SUPPLIED DATA »
■ ■ ■ ■ ■
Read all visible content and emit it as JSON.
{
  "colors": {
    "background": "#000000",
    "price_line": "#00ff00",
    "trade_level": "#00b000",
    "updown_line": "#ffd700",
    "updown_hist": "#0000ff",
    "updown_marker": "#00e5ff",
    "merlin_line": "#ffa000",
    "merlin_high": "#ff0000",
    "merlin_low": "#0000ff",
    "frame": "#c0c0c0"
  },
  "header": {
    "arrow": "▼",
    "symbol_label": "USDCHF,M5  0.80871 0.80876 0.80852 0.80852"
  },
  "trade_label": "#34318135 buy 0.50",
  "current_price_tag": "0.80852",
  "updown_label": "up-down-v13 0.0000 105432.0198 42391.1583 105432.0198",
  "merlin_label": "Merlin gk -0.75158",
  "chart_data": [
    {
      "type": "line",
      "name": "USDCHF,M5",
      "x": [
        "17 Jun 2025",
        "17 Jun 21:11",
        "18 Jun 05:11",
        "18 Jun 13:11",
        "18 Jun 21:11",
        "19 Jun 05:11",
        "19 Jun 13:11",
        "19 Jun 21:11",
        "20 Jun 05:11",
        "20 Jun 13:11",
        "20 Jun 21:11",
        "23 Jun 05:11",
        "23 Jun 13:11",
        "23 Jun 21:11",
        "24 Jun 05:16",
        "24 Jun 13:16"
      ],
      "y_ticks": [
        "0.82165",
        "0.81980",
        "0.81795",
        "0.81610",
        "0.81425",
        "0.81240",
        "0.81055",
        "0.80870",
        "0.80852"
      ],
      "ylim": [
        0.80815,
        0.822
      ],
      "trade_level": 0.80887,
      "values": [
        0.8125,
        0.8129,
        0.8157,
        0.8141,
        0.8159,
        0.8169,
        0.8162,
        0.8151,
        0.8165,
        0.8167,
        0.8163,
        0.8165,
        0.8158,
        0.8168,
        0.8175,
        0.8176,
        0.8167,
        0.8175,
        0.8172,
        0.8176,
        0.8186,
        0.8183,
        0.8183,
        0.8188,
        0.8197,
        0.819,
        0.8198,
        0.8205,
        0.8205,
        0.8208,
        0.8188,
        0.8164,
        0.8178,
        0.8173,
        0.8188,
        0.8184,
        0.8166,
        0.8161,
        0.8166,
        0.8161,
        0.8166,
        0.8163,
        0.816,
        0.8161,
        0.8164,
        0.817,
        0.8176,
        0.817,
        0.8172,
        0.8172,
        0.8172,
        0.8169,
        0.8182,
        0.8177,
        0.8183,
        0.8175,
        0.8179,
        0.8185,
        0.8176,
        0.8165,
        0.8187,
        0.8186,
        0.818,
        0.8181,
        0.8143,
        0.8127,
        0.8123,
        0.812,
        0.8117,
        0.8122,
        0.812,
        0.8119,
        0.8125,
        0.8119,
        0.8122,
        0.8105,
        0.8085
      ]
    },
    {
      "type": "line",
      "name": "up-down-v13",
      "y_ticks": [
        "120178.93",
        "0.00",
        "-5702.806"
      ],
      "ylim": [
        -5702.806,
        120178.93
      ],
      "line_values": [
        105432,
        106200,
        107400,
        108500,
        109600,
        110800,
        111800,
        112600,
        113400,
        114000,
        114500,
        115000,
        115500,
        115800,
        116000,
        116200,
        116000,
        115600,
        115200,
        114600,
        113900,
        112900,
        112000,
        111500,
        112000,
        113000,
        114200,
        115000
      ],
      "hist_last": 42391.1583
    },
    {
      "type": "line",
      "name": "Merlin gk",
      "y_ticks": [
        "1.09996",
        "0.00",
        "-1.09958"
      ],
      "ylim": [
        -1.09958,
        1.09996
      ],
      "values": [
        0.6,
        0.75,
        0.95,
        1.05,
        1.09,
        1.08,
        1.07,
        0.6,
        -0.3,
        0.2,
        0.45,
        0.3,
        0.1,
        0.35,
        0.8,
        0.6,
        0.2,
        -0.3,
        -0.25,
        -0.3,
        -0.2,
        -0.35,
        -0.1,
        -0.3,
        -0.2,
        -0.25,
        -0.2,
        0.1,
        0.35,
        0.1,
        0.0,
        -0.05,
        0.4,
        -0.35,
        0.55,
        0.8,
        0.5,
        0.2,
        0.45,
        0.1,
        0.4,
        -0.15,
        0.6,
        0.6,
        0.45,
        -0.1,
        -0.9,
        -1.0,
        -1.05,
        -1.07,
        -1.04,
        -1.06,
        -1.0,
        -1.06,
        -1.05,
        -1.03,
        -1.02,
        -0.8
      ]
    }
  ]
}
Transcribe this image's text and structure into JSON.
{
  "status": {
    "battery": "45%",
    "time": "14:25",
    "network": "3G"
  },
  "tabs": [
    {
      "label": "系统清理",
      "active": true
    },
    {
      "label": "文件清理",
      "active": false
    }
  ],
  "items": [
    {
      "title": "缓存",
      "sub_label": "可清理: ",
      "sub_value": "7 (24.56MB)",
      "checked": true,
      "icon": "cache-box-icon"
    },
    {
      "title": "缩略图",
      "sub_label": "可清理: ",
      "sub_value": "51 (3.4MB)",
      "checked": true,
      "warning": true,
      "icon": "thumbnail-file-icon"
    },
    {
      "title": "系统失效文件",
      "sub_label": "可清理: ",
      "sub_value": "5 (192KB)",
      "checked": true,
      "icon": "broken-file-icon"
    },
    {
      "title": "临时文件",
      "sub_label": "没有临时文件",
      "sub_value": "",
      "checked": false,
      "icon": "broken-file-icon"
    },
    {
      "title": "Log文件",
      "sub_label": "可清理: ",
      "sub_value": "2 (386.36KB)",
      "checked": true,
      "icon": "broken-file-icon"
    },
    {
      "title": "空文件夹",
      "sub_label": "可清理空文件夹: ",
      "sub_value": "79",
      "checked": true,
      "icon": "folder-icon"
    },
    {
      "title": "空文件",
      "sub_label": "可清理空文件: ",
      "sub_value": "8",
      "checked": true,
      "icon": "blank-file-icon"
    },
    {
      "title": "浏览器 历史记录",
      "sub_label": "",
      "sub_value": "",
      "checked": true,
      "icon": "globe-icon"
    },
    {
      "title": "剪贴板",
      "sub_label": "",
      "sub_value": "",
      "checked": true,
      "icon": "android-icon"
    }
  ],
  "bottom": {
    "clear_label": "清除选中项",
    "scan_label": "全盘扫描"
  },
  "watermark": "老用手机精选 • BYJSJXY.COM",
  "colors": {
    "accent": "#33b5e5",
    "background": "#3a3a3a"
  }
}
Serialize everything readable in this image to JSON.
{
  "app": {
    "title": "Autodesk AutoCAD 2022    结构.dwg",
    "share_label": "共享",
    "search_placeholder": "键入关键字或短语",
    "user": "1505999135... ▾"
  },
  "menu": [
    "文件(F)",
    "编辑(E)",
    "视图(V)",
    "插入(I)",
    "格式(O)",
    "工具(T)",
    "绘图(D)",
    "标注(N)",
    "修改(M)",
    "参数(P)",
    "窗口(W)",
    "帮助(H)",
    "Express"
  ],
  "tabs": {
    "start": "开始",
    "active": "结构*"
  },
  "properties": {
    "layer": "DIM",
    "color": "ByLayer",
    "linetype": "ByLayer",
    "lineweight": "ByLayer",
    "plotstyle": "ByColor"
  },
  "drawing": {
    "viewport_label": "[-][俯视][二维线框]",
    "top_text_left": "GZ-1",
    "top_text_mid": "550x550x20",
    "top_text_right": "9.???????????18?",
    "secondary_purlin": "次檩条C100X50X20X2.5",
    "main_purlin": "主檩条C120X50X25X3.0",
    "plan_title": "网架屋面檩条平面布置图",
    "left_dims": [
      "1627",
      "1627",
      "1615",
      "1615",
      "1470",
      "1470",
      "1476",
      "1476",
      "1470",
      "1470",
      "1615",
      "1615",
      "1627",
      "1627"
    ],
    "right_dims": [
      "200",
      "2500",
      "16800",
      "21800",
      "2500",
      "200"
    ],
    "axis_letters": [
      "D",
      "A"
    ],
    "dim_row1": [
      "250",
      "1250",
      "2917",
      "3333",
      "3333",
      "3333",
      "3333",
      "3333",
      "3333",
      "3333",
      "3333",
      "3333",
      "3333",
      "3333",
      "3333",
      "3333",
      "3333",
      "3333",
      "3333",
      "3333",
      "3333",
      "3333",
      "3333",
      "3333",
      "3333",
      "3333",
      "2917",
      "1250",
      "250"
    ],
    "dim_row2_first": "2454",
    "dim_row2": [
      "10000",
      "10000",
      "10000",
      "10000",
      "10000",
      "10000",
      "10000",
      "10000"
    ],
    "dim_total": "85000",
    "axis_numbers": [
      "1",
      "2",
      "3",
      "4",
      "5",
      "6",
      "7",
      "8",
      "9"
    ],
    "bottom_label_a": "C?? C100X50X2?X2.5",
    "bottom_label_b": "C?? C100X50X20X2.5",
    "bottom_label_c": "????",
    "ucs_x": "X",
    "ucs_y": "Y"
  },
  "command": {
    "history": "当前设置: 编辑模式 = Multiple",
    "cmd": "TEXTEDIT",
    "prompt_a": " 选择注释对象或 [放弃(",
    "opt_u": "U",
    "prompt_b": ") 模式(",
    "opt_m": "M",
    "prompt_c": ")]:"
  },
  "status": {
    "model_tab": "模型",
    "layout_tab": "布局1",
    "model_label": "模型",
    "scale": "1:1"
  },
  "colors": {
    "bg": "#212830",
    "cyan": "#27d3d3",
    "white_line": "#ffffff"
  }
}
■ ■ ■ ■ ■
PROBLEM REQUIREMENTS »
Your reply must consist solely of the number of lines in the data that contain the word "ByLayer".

EXERCISE SOLUTION »
3